By: Martin Tillier
By Martin Tillier
The shock announcement this morning that Vikram Pandit, the CEO of Citigroup (C), is ‘stepping down’ has caught everybody by surprise. The simultaneous departure of John Havens, the company’s widely respected President and COO and Pandit ally, makes this smell like an internal coup. The appointment, effective immediately, of Michael Corbat, formerly head of Europe, Middle East and Africa, only re-enforces that perception. I would expect more details to emerge over time, but until then I believe that the news should be looked at in the context of a sector struggling for an identity.
Citigroup was a pioneer in the post Glass-Steagall era. Throughout the 1990s and early 2000s, Sandy Weill built a financial conglomerate that set the tone for others, such as Bank of America (BAC), Morgan Stanley (MS) and AIG (AIG) to follow. Following the crisis, it seemed that Citigroup, under Pandit’s leadership, was taking a different direction. They shed some lines of business, most notably the brokerage arm, Smith Barney, which was sold to Morgan Stanley, and became increasingly reliant on their international presence.
A return to profitability in 2010 and solid third quarter earnings released yesterday would indicate that the strategy was working. As you can see from the VectorVest chart below, however, the stock continued to languish.
The problem is that, in order to build a solid, resilient business for the future, Citigroup had to shrink in order to grow later, and the market is not fond of shrinkage. This is the same problem that has beset Bank of America. They have gone in almost the opposite direction to Citigroup in many ways, shedding overseas assets and concentrating on domestic lines of business, but shrinkage is shrinkage.
Herein lies the problem. The market, accustomed to exponential growth in the sector, is punishing long-term plans for smaller, but more stable companies. Should it emerge that Pandit was pushed, rather than jumped, there could be worrying consequences. Other management teams could well conclude that continuing to do “God’s work," as Goldman Sachs (GS) has done, is the better path, at least for their job security, and begin to repeat the mistakes of the past.

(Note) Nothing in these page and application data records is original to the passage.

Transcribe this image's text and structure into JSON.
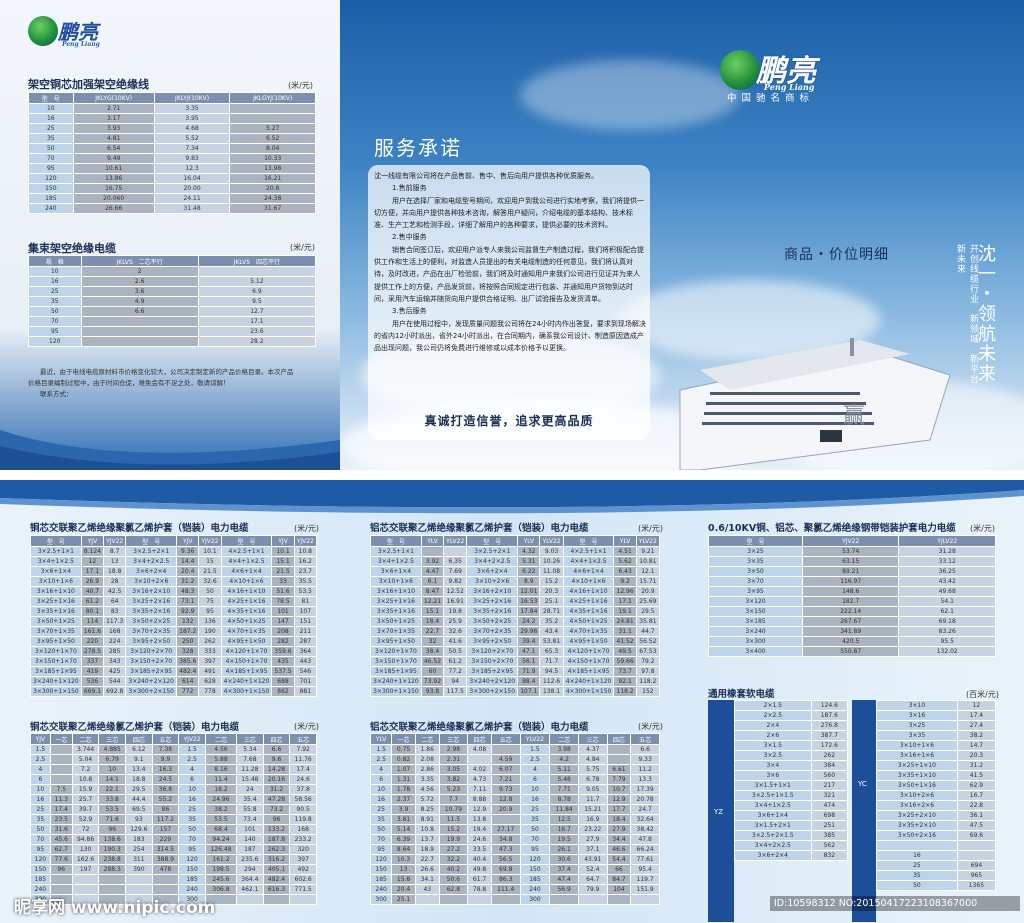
{
  "brand": {
    "name": "鹏亮",
    "latin": "Peng Liang",
    "tagline": "中国驰名商标"
  },
  "t1": {
    "title": "架空铜芯加强架空绝缘线",
    "unit": "(米/元)",
    "head": [
      "型　号",
      "JKLYG(10KV)",
      "JKLYJ(10KV)",
      "JKLGYJ(10KV)"
    ],
    "rows": [
      [
        "10",
        "2.71",
        "3.35",
        ""
      ],
      [
        "16",
        "3.17",
        "3.95",
        ""
      ],
      [
        "25",
        "3.93",
        "4.68",
        "5.27"
      ],
      [
        "35",
        "4.81",
        "5.52",
        "6.52"
      ],
      [
        "50",
        "6.54",
        "7.34",
        "8.04"
      ],
      [
        "70",
        "9.49",
        "9.83",
        "10.33"
      ],
      [
        "95",
        "10.61",
        "12.3",
        "13.98"
      ],
      [
        "120",
        "13.86",
        "16.04",
        "16.21"
      ],
      [
        "150",
        "16.75",
        "20.00",
        "20.8"
      ],
      [
        "185",
        "20.060",
        "24.11",
        "24.38"
      ],
      [
        "240",
        "26.66",
        "31.48",
        "31.67"
      ]
    ]
  },
  "t2": {
    "title": "集束架空绝缘电缆",
    "unit": "(米/元)",
    "head": [
      "规　格",
      "JKLVS　二芯平行",
      "JKLVS　四芯平行"
    ],
    "rows": [
      [
        "10",
        "2",
        ""
      ],
      [
        "16",
        "2.6",
        "5.12"
      ],
      [
        "25",
        "3.6",
        "6.9"
      ],
      [
        "35",
        "4.9",
        "9.5"
      ],
      [
        "50",
        "6.6",
        "12.7"
      ],
      [
        "70",
        "",
        "17.1"
      ],
      [
        "95",
        "",
        "23.6"
      ],
      [
        "120",
        "",
        "28.2"
      ]
    ]
  },
  "notes": [
    "最近，由于电线电缆原材料市价格变化较大，公司决定制定新的产品价格目录。本次产品",
    "价格目录编制过程中，由于时间仓促，难免会有不足之处，敬请谅解！",
    "联系方式："
  ],
  "promise": {
    "title": "服务承诺",
    "paras": [
      "沈一线缆有限公司将在产品售前、售中、售后向用户提供各种优质服务。",
      "1.售前服务",
      "用户在选择厂家和电缆型号期间，欢迎用户到我公司进行实地考察，我们将提供一切方便，并向用户提供各种技术咨询，解答用户疑问，介绍电缆的基本结构、技术标准、生产工艺和检测手段，详细了解用户的各种要求，提供必要的技术资料。",
      "2.售中服务",
      "销售合同签订后，欢迎用户派专人来我公司监督生产制造过程，我们将积极配合提供工作和生活上的便利，对监造人员提出的有关电缆制造的任何意见，我们将认真对待，及时改进，产品在出厂检验前，我们将及时通知用户来我们公司进行见证并为来人提供工作上的方便，产品发货前，将按照合同规定进行包装、并通知用户货物到达时间，采用汽车运输并随货向用户提供合格证明、出厂试验报告及发货清单。",
      "3.售后服务",
      "用户在使用过程中，发现质量问题我公司将在24小时内作出答复，要求到现场解决的省内12小时派出，省外24小时派出，在合同期内，确系我公司设计、制造原因造成产品出现问题，我公司仍将免费进行维修或以成本价格予以更换。"
    ],
    "slogan": "真诚打造信誉，追求更高品质"
  },
  "price_title": "商品・价位明细",
  "vertical_big": "沈一・领航未来",
  "vertical_small": "开创线缆行业　新领域　新平台　新未来",
  "ship_char": "赢",
  "b1": {
    "title": "铜芯交联聚乙烯绝缘聚氯乙烯护套（铠装）电力电缆",
    "unit": "(米/元)",
    "head": [
      "型　号",
      "YJV",
      "YJV22",
      "型　号",
      "YJV",
      "YJV22",
      "型　号",
      "YJV",
      "YJV22"
    ],
    "rows": [
      [
        "3×2.5+1×1",
        "8.124",
        "8.7",
        "3×2.5+2×1",
        "9.36",
        "10.1",
        "4×2.5+1×1",
        "10.1",
        "10.8"
      ],
      [
        "3×4+1×2.5",
        "12",
        "13",
        "3×4+2×2.5",
        "14.4",
        "15",
        "4×4+1×2.5",
        "15.1",
        "16.2"
      ],
      [
        "3×6+1×4",
        "17.1",
        "18.8",
        "3×6+2×4",
        "20.4",
        "21.5",
        "4×6+1×4",
        "21.5",
        "23.7"
      ],
      [
        "3×10+1×6",
        "26.9",
        "28",
        "3×10+2×6",
        "31.2",
        "32.6",
        "4×10+1×6",
        "33",
        "35.5"
      ],
      [
        "3×16+1×10",
        "40.7",
        "42.5",
        "3×16+2×10",
        "48.3",
        "50",
        "4×16+1×10",
        "51.6",
        "53.5"
      ],
      [
        "3×25+1×16",
        "61.2",
        "64",
        "3×25+2×16",
        "73.1",
        "75",
        "4×25+1×16",
        "78.5",
        "81"
      ],
      [
        "3×35+1×16",
        "80.1",
        "83",
        "3×35+2×16",
        "92.9",
        "95",
        "4×35+1×16",
        "101",
        "107"
      ],
      [
        "3×50+1×25",
        "114",
        "117.3",
        "3×50+2×25",
        "132",
        "136",
        "4×50+1×25",
        "147",
        "151"
      ],
      [
        "3×70+1×35",
        "161.6",
        "168",
        "3×70+2×35",
        "187.2",
        "190",
        "4×70+1×35",
        "208",
        "211"
      ],
      [
        "3×95+1×50",
        "220",
        "224",
        "3×95+2×50",
        "250",
        "262",
        "4×95+1×50",
        "282",
        "287"
      ],
      [
        "3×120+1×70",
        "278.5",
        "285",
        "3×120+2×70",
        "328",
        "333",
        "4×120+1×70",
        "359.6",
        "364"
      ],
      [
        "3×150+1×70",
        "337",
        "343",
        "3×150+2×70",
        "385.6",
        "397",
        "4×150+1×70",
        "435",
        "443"
      ],
      [
        "3×185+1×95",
        "419",
        "425",
        "3×185+2×95",
        "482.4",
        "491",
        "4×185+1×95",
        "537.5",
        "546"
      ],
      [
        "3×240+1×120",
        "536",
        "544",
        "3×240+2×120",
        "614",
        "628",
        "4×240+1×120",
        "688",
        "701"
      ],
      [
        "3×300+1×150",
        "669.1",
        "692.8",
        "3×300+2×150",
        "772",
        "778",
        "4×300+1×150",
        "862",
        "881"
      ]
    ]
  },
  "b2": {
    "title": "铝芯交联聚乙烯绝缘聚氯乙烯护套（铠装）电力电缆",
    "unit": "(米/元)",
    "head": [
      "型　号",
      "YLV",
      "YLV22",
      "型　号",
      "YLV",
      "YLV22",
      "型　号",
      "YLV",
      "YLV22"
    ],
    "rows": [
      [
        "3×2.5+1×1",
        "",
        "",
        "3×2.5+2×1",
        "4.32",
        "9.03",
        "4×2.5+1×1",
        "4.51",
        "9.21"
      ],
      [
        "3×4+1×2.5",
        "3.92",
        "6.35",
        "3×4+2×2.5",
        "5.31",
        "10.26",
        "4×4+1×2.5",
        "5.62",
        "10.81"
      ],
      [
        "3×6+1×4",
        "4.47",
        "7.69",
        "3×6+2×4",
        "6.22",
        "11.08",
        "4×6+1×4",
        "6.43",
        "12.1"
      ],
      [
        "3×10+1×6",
        "6.1",
        "9.82",
        "3×10+2×6",
        "8.9",
        "15.2",
        "4×10+1×6",
        "9.2",
        "15.71"
      ],
      [
        "3×16+1×10",
        "8.47",
        "12.52",
        "3×16+2×10",
        "12.01",
        "20.3",
        "4×16+1×10",
        "12.96",
        "20.9"
      ],
      [
        "3×25+1×16",
        "12.21",
        "16.91",
        "3×25+2×16",
        "16.53",
        "25.1",
        "4×25+1×16",
        "17.1",
        "25.69"
      ],
      [
        "3×35+1×16",
        "15.1",
        "19.8",
        "3×35+2×16",
        "17.84",
        "28.71",
        "4×35+1×16",
        "19.1",
        "29.5"
      ],
      [
        "3×50+1×25",
        "18.4",
        "25.9",
        "3×50+2×25",
        "24.2",
        "35.2",
        "4×50+1×25",
        "24.81",
        "35.81"
      ],
      [
        "3×70+1×35",
        "22.7",
        "32.6",
        "3×70+2×35",
        "29.96",
        "43.4",
        "4×70+1×35",
        "31.1",
        "44.7"
      ],
      [
        "3×95+1×50",
        "32",
        "41.6",
        "3×95+2×50",
        "39.4",
        "53.81",
        "4×95+1×50",
        "41.52",
        "56.52"
      ],
      [
        "3×120+1×70",
        "38.4",
        "50.5",
        "3×120+2×70",
        "47.1",
        "65.3",
        "4×120+1×70",
        "49.5",
        "67.53"
      ],
      [
        "3×150+1×70",
        "46.52",
        "61.2",
        "3×150+2×70",
        "56.1",
        "71.7",
        "4×150+1×70",
        "59.66",
        "79.2"
      ],
      [
        "3×185+1×95",
        "60",
        "77.2",
        "3×185+2×95",
        "71.9",
        "94.5",
        "4×185+1×95",
        "73.7",
        "97.8"
      ],
      [
        "3×240+1×120",
        "73.92",
        "94",
        "3×240+2×120",
        "88.4",
        "112.6",
        "4×240+1×120",
        "92.1",
        "118.2"
      ],
      [
        "3×300+1×150",
        "93.8",
        "117.5",
        "3×300+2×150",
        "107.1",
        "138.1",
        "4×300+1×150",
        "118.2",
        "152"
      ]
    ]
  },
  "b3": {
    "title": "0.6/10KV铜、铝芯、聚氯乙烯绝缘钢带铠装护套电力电缆",
    "unit": "(米/元)",
    "head": [
      "型　号",
      "YJV22",
      "YJLV22"
    ],
    "rows": [
      [
        "3×25",
        "53.74",
        "31.28"
      ],
      [
        "3×35",
        "63.15",
        "33.12"
      ],
      [
        "3×50",
        "89.21",
        "36.25"
      ],
      [
        "3×70",
        "116.97",
        "43.42"
      ],
      [
        "3×95",
        "148.6",
        "49.68"
      ],
      [
        "3×120",
        "182.7",
        "54.1"
      ],
      [
        "3×150",
        "222.14",
        "62.1"
      ],
      [
        "3×185",
        "267.67",
        "69.18"
      ],
      [
        "3×240",
        "341.89",
        "83.26"
      ],
      [
        "3×300",
        "420.5",
        "95.5"
      ],
      [
        "3×400",
        "550.87",
        "132.02"
      ]
    ]
  },
  "b4": {
    "title": "铜芯交联聚乙烯绝缘氯乙烯护套（铠装）电力电缆",
    "unit": "(米/元)",
    "head": [
      "YJV",
      "一芯",
      "二芯",
      "三芯",
      "四芯",
      "五芯",
      "YJV22",
      "二芯",
      "三芯",
      "四芯",
      "五芯"
    ],
    "rows": [
      [
        "1.5",
        "",
        "3.744",
        "4.885",
        "6.12",
        "7.38",
        "1.5",
        "4.56",
        "5.34",
        "6.6",
        "7.92"
      ],
      [
        "2.5",
        "",
        "5.04",
        "6.79",
        "9.1",
        "9.9",
        "2.5",
        "5.88",
        "7.68",
        "9.6",
        "11.76"
      ],
      [
        "4",
        "",
        "7.2",
        "10",
        "13.4",
        "16.3",
        "4",
        "8.16",
        "11.28",
        "14.28",
        "17.4"
      ],
      [
        "6",
        "",
        "10.8",
        "14.1",
        "18.8",
        "24.5",
        "6",
        "11.4",
        "15.48",
        "20.16",
        "24.6"
      ],
      [
        "10",
        "7.5",
        "15.9",
        "22.1",
        "29.5",
        "36.8",
        "10",
        "18.2",
        "24",
        "31.2",
        "37.8"
      ],
      [
        "16",
        "11.3",
        "25.7",
        "33.8",
        "44.4",
        "55.2",
        "16",
        "24.96",
        "35.4",
        "47.28",
        "58.56"
      ],
      [
        "25",
        "17.4",
        "39.7",
        "53.5",
        "69.5",
        "86",
        "25",
        "38.2",
        "55.8",
        "73.2",
        "90.5"
      ],
      [
        "35",
        "23.5",
        "52.9",
        "71.6",
        "93",
        "117.2",
        "35",
        "53.5",
        "73.4",
        "96",
        "119.8"
      ],
      [
        "50",
        "31.6",
        "72",
        "96",
        "129.6",
        "157",
        "50",
        "68.4",
        "101",
        "133.2",
        "168"
      ],
      [
        "70",
        "45.6",
        "94.86",
        "138.6",
        "183",
        "229",
        "70",
        "94.24",
        "140",
        "187.8",
        "233.2"
      ],
      [
        "95",
        "62.7",
        "130",
        "190.3",
        "254",
        "314.5",
        "95",
        "126.48",
        "187",
        "262.3",
        "320"
      ],
      [
        "120",
        "77.6",
        "162.6",
        "238.8",
        "311",
        "388.9",
        "120",
        "161.2",
        "235.6",
        "316.2",
        "397"
      ],
      [
        "150",
        "96",
        "197",
        "288.3",
        "390",
        "478",
        "150",
        "198.5",
        "294",
        "405.1",
        "492"
      ],
      [
        "185",
        "",
        "",
        "",
        "",
        "",
        "185",
        "245.6",
        "364.4",
        "482.4",
        "602.6"
      ],
      [
        "240",
        "",
        "",
        "",
        "",
        "",
        "240",
        "306.8",
        "462.1",
        "616.3",
        "771.5"
      ],
      [
        "300",
        "",
        "",
        "",
        "",
        "",
        "300",
        "",
        "",
        "",
        ""
      ]
    ]
  },
  "b5": {
    "title": "铝芯交联聚乙烯绝缘聚氯乙烯护套（铠装）电力电缆",
    "unit": "(米/元)",
    "head": [
      "YLV",
      "一芯",
      "二芯",
      "三芯",
      "四芯",
      "五芯",
      "YLV22",
      "二芯",
      "三芯",
      "四芯",
      "五芯"
    ],
    "rows": [
      [
        "1.5",
        "0.75",
        "1.86",
        "2.98",
        "4.08",
        "",
        "1.5",
        "3.98",
        "4.37",
        "",
        "6.6"
      ],
      [
        "2.5",
        "0.82",
        "2.08",
        "2.31",
        "",
        "4.59",
        "2.5",
        "4.2",
        "4.84",
        "",
        "9.33"
      ],
      [
        "4",
        "1.07",
        "2.86",
        "3.05",
        "4.02",
        "6.07",
        "4",
        "5.11",
        "5.75",
        "6.61",
        "11.2"
      ],
      [
        "6",
        "1.31",
        "3.35",
        "3.82",
        "4.73",
        "7.21",
        "6",
        "5.48",
        "6.78",
        "7.79",
        "13.3"
      ],
      [
        "10",
        "1.78",
        "4.56",
        "5.23",
        "7.11",
        "9.73",
        "10",
        "7.71",
        "9.05",
        "10.7",
        "17.39"
      ],
      [
        "16",
        "2.37",
        "5.72",
        "7.7",
        "8.88",
        "12.8",
        "16",
        "8.78",
        "11.7",
        "12.9",
        "20.78"
      ],
      [
        "25",
        "3.9",
        "8.25",
        "10.79",
        "12.9",
        "20.9",
        "25",
        "11.84",
        "15.21",
        "17.7",
        "24.7"
      ],
      [
        "35",
        "3.81",
        "8.91",
        "11.5",
        "13.8",
        "",
        "35",
        "12.5",
        "16.9",
        "18.4",
        "32.64"
      ],
      [
        "50",
        "5.14",
        "10.8",
        "15.2",
        "19.4",
        "27.17",
        "50",
        "16.7",
        "23.22",
        "27.9",
        "38.42"
      ],
      [
        "70",
        "6.39",
        "13.7",
        "19.9",
        "24.6",
        "34.8",
        "70",
        "19.5",
        "27.9",
        "34.4",
        "47.8"
      ],
      [
        "95",
        "8.64",
        "18.9",
        "27.2",
        "33.5",
        "47.3",
        "95",
        "26.1",
        "37.1",
        "46.6",
        "66.24"
      ],
      [
        "120",
        "10.3",
        "22.7",
        "32.2",
        "40.4",
        "56.5",
        "120",
        "30.6",
        "43.91",
        "54.4",
        "77.61"
      ],
      [
        "150",
        "13",
        "26.6",
        "40.2",
        "49.8",
        "69.8",
        "150",
        "37.4",
        "52.4",
        "66",
        "95.4"
      ],
      [
        "185",
        "15.8",
        "34.1",
        "50.6",
        "61.7",
        "86.3",
        "185",
        "47.4",
        "64.7",
        "84.7",
        "119.7"
      ],
      [
        "240",
        "20.4",
        "43",
        "62.8",
        "78.8",
        "111.4",
        "240",
        "56.9",
        "79.9",
        "104",
        "151.9"
      ],
      [
        "300",
        "25.1",
        "",
        "",
        "",
        "",
        "300",
        "",
        "",
        "",
        ""
      ]
    ]
  },
  "b6": {
    "title": "通用橡套软电缆",
    "unit": "(百米/元)",
    "left_label": "YZ",
    "right_label": "YC",
    "left": [
      [
        "2×1.5",
        "124.6"
      ],
      [
        "2×2.5",
        "187.6"
      ],
      [
        "2×4",
        "276.8"
      ],
      [
        "2×6",
        "387.7"
      ],
      [
        "3×1.5",
        "172.6"
      ],
      [
        "3×2.5",
        "262"
      ],
      [
        "3×4",
        "384"
      ],
      [
        "3×6",
        "560"
      ],
      [
        "3×1.5+1×1",
        "217"
      ],
      [
        "3×2.5+1×1.5",
        "321"
      ],
      [
        "3×4+1×2.5",
        "474"
      ],
      [
        "3×6+1×4",
        "698"
      ],
      [
        "3×1.5+2×1",
        "251"
      ],
      [
        "3×2.5+2×1.5",
        "385"
      ],
      [
        "3×4+2×2.5",
        "562"
      ],
      [
        "3×6+2×4",
        "832"
      ]
    ],
    "right": [
      [
        "3×10",
        "12"
      ],
      [
        "3×16",
        "17.4"
      ],
      [
        "3×25",
        "27.4"
      ],
      [
        "3×35",
        "38.2"
      ],
      [
        "3×10+1×6",
        "14.7"
      ],
      [
        "3×16+1×6",
        "20.3"
      ],
      [
        "3×25+1×10",
        "31.2"
      ],
      [
        "3×35+1×10",
        "41.5"
      ],
      [
        "3×50+1×16",
        "62.9"
      ],
      [
        "3×10+2×6",
        "16.7"
      ],
      [
        "3×16+2×6",
        "22.8"
      ],
      [
        "3×25+2×10",
        "36.1"
      ],
      [
        "3×35+2×10",
        "47.5"
      ],
      [
        "3×50+2×16",
        "69.6"
      ],
      [
        "",
        ""
      ],
      [
        "16",
        ""
      ],
      [
        "25",
        "694"
      ],
      [
        "35",
        "965"
      ],
      [
        "50",
        "1365"
      ]
    ]
  },
  "watermark": {
    "left": "昵享网 www.nipic.com",
    "right": "ID:10598312 NO:20150417223108367000"
  }
}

Growth is a great thing, but pursuing short term growth and profit from a rickety base is dangerous. The mega financial firms are still recovering from a financial crisis of historic proportions and anything that increases pressure to take on more risk by chasing short term returns must be seen as a bad thing. Unfortunately I see this morning’s news as just that. It re-enforces my conviction that, for now, the sector is best left alone.